═══ Dataset entries

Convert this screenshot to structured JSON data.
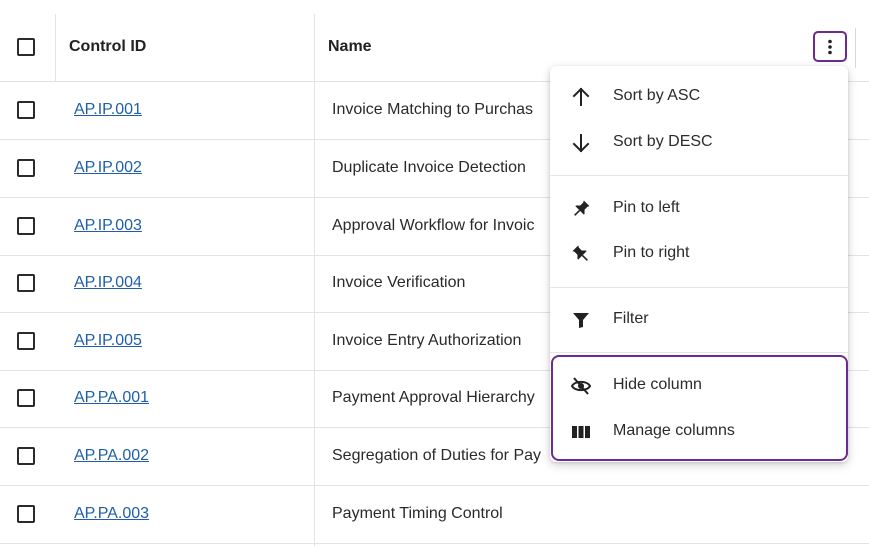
{
  "table": {
    "columns": {
      "control_id": "Control ID",
      "name": "Name"
    },
    "rows": [
      {
        "id": "AP.IP.001",
        "name": "Invoice Matching to Purchas"
      },
      {
        "id": "AP.IP.002",
        "name": "Duplicate Invoice Detection"
      },
      {
        "id": "AP.IP.003",
        "name": "Approval Workflow for Invoic"
      },
      {
        "id": "AP.IP.004",
        "name": "Invoice Verification"
      },
      {
        "id": "AP.IP.005",
        "name": "Invoice Entry Authorization"
      },
      {
        "id": "AP.PA.001",
        "name": "Payment Approval Hierarchy"
      },
      {
        "id": "AP.PA.002",
        "name": "Segregation of Duties for Pay"
      },
      {
        "id": "AP.PA.003",
        "name": "Payment Timing Control"
      }
    ]
  },
  "column_menu": {
    "trigger_icon": "kebab-vertical-icon",
    "items": [
      {
        "label": "Sort by ASC",
        "icon": "arrow-up-icon"
      },
      {
        "label": "Sort by DESC",
        "icon": "arrow-down-icon"
      },
      {
        "label": "Pin to left",
        "icon": "pin-left-icon"
      },
      {
        "label": "Pin to right",
        "icon": "pin-right-icon"
      },
      {
        "label": "Filter",
        "icon": "filter-icon"
      },
      {
        "label": "Hide column",
        "icon": "eye-slash-icon"
      },
      {
        "label": "Manage columns",
        "icon": "columns-icon"
      }
    ]
  },
  "colors": {
    "link": "#1f5fa8",
    "highlight": "#6b2c91"
  }
}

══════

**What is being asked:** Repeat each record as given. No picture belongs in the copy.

**Solution to the problem:**
Convert this screenshot to structured JSON data.
{
  "table": {
    "columns": {
      "control_id": "Control ID",
      "name": "Name"
    },
    "rows": [
      {
        "id": "AP.IP.001",
        "name": "Invoice Matching to Purchas"
      },
      {
        "id": "AP.IP.002",
        "name": "Duplicate Invoice Detection"
      },
      {
        "id": "AP.IP.003",
        "name": "Approval Workflow for Invoic"
      },
      {
        "id": "AP.IP.004",
        "name": "Invoice Verification"
      },
      {
        "id": "AP.IP.005",
        "name": "Invoice Entry Authorization"
      },
      {
        "id": "AP.PA.001",
        "name": "Payment Approval Hierarchy"
      },
      {
        "id": "AP.PA.002",
        "name": "Segregation of Duties for Pay"
      },
      {
        "id": "AP.PA.003",
        "name": "Payment Timing Control"
      }
    ]
  },
  "column_menu": {
    "trigger_icon": "kebab-vertical-icon",
    "items": [
      {
        "label": "Sort by ASC",
        "icon": "arrow-up-icon"
      },
      {
        "label": "Sort by DESC",
        "icon": "arrow-down-icon"
      },
      {
        "label": "Pin to left",
        "icon": "pin-left-icon"
      },
      {
        "label": "Pin to right",
        "icon": "pin-right-icon"
      },
      {
        "label": "Filter",
        "icon": "filter-icon"
      },
      {
        "label": "Hide column",
        "icon": "eye-slash-icon"
      },
      {
        "label": "Manage columns",
        "icon": "columns-icon"
      }
    ]
  },
  "colors": {
    "link": "#1f5fa8",
    "highlight": "#6b2c91"
  }
}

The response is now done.